**Task instructions**
Return the lines of the data below in which the string "this" occurs.

(Data items)
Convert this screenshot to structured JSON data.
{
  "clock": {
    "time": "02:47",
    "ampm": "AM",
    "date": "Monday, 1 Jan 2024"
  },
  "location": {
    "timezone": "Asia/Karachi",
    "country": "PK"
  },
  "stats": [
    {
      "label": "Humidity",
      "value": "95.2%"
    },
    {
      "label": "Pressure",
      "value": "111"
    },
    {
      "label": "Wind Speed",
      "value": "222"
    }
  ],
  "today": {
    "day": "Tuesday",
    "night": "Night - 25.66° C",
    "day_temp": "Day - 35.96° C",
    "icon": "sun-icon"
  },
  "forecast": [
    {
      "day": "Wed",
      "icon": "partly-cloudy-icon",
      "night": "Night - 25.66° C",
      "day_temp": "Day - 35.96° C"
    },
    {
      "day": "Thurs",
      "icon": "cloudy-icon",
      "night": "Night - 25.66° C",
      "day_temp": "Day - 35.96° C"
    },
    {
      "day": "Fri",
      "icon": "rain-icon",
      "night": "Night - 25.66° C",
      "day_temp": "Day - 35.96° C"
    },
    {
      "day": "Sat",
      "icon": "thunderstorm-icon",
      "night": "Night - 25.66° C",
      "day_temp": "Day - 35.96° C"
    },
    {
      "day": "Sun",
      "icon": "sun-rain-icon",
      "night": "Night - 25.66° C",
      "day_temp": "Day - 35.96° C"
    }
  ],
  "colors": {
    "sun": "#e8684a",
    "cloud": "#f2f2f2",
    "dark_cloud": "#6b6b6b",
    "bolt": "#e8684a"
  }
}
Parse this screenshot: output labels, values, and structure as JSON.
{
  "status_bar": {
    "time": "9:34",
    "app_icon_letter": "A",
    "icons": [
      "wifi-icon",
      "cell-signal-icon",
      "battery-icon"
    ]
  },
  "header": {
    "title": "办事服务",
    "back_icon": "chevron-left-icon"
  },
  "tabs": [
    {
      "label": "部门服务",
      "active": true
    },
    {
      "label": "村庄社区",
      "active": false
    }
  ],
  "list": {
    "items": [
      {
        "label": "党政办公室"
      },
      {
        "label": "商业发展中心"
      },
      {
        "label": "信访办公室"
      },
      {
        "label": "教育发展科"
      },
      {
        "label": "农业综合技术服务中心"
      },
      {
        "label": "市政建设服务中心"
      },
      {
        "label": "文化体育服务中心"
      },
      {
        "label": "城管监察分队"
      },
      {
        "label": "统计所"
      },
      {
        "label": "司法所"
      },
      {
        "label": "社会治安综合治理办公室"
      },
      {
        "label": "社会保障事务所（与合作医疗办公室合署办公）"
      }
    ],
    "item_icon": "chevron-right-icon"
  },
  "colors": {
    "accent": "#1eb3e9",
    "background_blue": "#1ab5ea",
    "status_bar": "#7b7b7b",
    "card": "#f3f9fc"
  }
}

**Final answer**
Convert this screenshot to structured JSON data.
Parse this screenshot: output labels, values, and structure as JSON.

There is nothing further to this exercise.